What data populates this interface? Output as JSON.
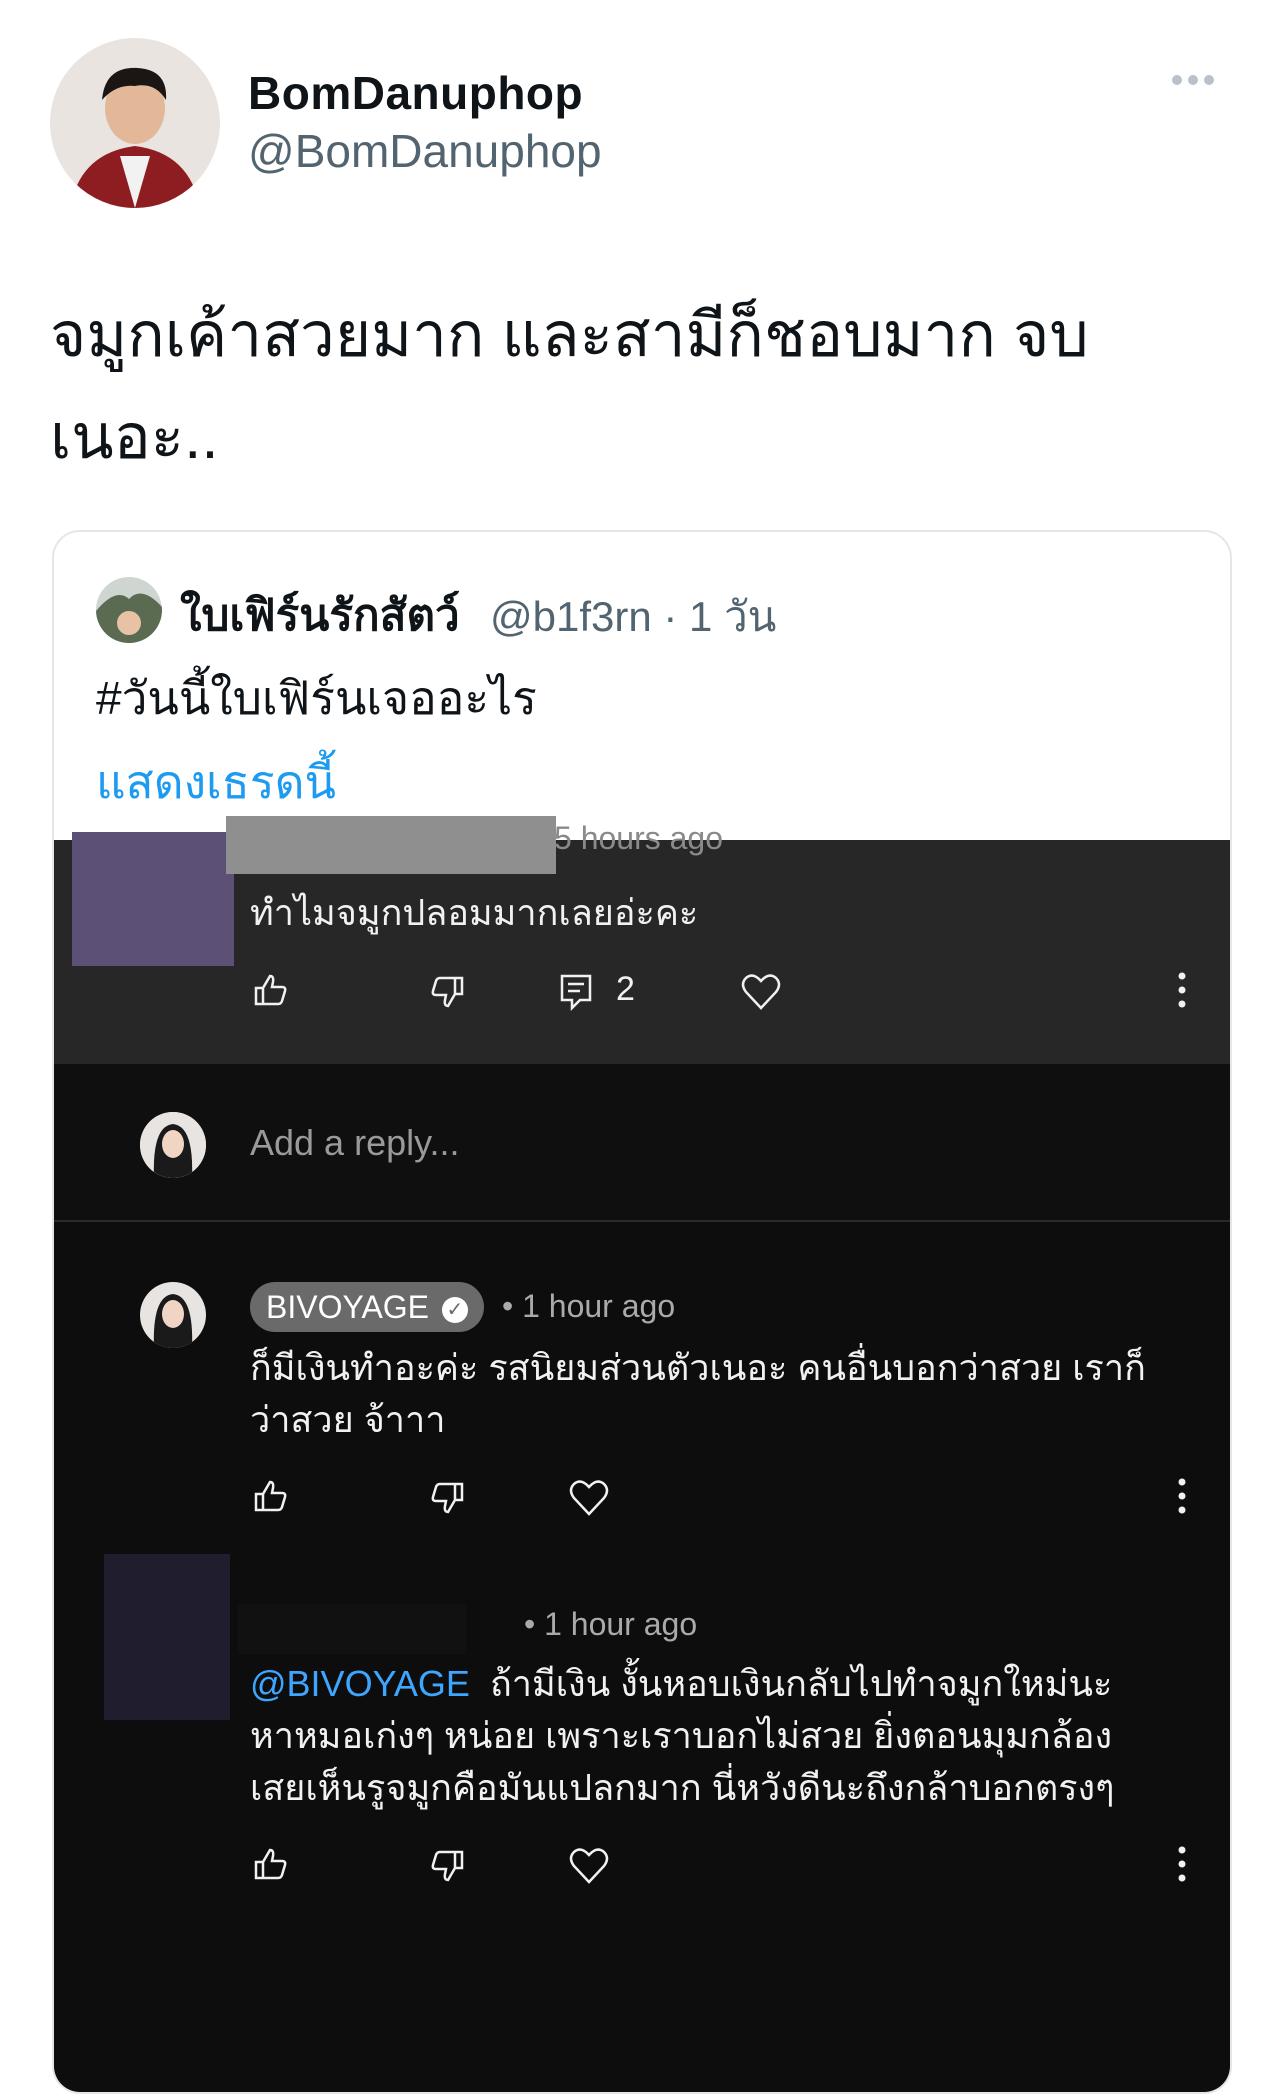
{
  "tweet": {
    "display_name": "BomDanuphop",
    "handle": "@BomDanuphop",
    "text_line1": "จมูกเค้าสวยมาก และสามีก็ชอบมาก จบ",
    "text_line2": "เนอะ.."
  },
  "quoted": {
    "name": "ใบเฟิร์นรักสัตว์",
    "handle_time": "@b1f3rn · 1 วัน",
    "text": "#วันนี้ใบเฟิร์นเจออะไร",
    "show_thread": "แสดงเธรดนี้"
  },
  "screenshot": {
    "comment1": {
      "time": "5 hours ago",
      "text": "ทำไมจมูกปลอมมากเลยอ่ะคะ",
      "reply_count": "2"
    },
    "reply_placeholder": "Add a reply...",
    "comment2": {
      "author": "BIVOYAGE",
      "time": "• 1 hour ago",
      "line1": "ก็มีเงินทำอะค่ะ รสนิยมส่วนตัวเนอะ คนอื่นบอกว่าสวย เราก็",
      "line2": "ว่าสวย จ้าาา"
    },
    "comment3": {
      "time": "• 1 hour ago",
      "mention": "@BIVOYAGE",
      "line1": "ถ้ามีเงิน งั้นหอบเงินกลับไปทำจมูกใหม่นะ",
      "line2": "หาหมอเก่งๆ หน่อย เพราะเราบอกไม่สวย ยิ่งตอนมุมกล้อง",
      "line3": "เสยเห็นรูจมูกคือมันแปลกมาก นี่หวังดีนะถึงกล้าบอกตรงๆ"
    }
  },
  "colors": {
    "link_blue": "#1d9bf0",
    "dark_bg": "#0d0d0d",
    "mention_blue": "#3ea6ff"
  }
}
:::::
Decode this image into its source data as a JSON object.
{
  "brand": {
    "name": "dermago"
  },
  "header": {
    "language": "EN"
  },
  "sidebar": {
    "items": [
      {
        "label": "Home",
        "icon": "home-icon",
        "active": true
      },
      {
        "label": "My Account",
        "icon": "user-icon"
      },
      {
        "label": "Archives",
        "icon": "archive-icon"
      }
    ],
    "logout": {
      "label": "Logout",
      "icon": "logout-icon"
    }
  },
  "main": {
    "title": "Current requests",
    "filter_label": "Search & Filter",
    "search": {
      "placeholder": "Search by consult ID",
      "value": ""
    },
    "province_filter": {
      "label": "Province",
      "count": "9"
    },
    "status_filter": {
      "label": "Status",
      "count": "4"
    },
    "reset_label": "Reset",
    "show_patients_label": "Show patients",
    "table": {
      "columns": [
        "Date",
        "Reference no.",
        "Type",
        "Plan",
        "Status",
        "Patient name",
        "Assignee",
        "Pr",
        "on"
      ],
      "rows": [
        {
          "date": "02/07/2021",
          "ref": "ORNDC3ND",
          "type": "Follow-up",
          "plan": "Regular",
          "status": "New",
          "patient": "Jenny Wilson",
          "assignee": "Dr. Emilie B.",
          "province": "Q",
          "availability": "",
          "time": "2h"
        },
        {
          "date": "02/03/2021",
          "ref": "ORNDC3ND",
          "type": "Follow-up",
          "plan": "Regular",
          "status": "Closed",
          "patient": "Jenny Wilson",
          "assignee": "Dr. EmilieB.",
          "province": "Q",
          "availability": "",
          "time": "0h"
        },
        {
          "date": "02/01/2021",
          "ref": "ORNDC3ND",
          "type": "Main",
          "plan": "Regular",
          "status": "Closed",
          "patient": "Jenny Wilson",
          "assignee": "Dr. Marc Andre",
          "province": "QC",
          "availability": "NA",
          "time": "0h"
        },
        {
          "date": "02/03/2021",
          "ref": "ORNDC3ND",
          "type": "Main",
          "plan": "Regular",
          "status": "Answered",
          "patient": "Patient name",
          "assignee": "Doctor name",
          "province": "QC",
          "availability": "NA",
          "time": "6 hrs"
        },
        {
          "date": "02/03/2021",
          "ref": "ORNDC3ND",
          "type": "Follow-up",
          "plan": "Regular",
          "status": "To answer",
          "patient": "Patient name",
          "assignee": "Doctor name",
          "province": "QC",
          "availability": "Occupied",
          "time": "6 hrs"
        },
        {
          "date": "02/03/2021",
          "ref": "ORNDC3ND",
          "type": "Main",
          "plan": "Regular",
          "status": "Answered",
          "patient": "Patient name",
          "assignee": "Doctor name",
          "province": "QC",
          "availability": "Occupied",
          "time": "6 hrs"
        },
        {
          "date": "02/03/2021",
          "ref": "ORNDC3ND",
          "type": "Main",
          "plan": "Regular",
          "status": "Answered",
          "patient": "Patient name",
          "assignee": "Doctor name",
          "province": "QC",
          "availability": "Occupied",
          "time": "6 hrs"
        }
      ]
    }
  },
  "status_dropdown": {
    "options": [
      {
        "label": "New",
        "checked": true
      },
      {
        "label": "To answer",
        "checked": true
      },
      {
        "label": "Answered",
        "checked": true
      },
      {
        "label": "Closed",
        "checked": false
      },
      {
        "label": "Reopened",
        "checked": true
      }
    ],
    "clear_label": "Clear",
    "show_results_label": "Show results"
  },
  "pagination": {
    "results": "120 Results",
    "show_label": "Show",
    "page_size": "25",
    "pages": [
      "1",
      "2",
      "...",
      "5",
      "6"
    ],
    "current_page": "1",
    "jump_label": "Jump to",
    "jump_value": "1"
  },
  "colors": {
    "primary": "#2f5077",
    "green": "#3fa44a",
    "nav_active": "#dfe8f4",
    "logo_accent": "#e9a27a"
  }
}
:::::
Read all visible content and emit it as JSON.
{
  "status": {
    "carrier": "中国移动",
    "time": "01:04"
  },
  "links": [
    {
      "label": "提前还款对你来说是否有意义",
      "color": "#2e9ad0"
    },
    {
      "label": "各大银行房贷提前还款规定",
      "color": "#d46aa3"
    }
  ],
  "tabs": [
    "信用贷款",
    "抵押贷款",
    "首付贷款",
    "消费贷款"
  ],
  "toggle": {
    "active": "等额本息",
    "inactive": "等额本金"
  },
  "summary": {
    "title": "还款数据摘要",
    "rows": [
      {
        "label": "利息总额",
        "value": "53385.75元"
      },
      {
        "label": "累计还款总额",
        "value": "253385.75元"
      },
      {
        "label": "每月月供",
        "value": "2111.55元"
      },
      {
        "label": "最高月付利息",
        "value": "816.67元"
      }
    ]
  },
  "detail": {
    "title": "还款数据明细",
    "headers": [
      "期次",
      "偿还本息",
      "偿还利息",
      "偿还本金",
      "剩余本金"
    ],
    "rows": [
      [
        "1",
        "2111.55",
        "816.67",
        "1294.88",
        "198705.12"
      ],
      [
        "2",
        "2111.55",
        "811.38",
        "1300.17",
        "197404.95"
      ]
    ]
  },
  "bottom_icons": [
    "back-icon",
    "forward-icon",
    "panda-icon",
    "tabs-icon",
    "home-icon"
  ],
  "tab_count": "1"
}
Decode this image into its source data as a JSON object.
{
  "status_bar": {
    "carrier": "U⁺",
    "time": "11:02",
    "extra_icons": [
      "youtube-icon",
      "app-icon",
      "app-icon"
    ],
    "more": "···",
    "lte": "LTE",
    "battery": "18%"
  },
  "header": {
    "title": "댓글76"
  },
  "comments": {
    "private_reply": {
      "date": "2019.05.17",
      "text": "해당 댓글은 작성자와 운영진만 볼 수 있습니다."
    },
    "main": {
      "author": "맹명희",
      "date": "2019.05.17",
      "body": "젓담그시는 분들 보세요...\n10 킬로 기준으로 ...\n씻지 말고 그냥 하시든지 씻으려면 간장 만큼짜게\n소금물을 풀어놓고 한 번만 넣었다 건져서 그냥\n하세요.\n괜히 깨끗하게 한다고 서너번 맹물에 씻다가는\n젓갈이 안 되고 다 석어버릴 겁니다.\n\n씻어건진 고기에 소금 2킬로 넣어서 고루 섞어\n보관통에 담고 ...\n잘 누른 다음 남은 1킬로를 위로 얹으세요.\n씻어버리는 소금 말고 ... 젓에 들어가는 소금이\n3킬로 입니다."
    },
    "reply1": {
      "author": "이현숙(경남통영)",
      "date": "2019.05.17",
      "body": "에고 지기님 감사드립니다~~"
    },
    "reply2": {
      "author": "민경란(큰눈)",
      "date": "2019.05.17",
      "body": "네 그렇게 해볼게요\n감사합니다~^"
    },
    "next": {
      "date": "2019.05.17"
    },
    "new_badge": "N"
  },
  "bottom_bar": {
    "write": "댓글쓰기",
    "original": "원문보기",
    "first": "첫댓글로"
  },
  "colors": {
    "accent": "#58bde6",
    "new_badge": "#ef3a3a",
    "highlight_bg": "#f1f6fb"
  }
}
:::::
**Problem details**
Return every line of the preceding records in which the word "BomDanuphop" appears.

**Answer area**
    "display_name": "BomDanuphop",
    "handle": "@BomDanuphop",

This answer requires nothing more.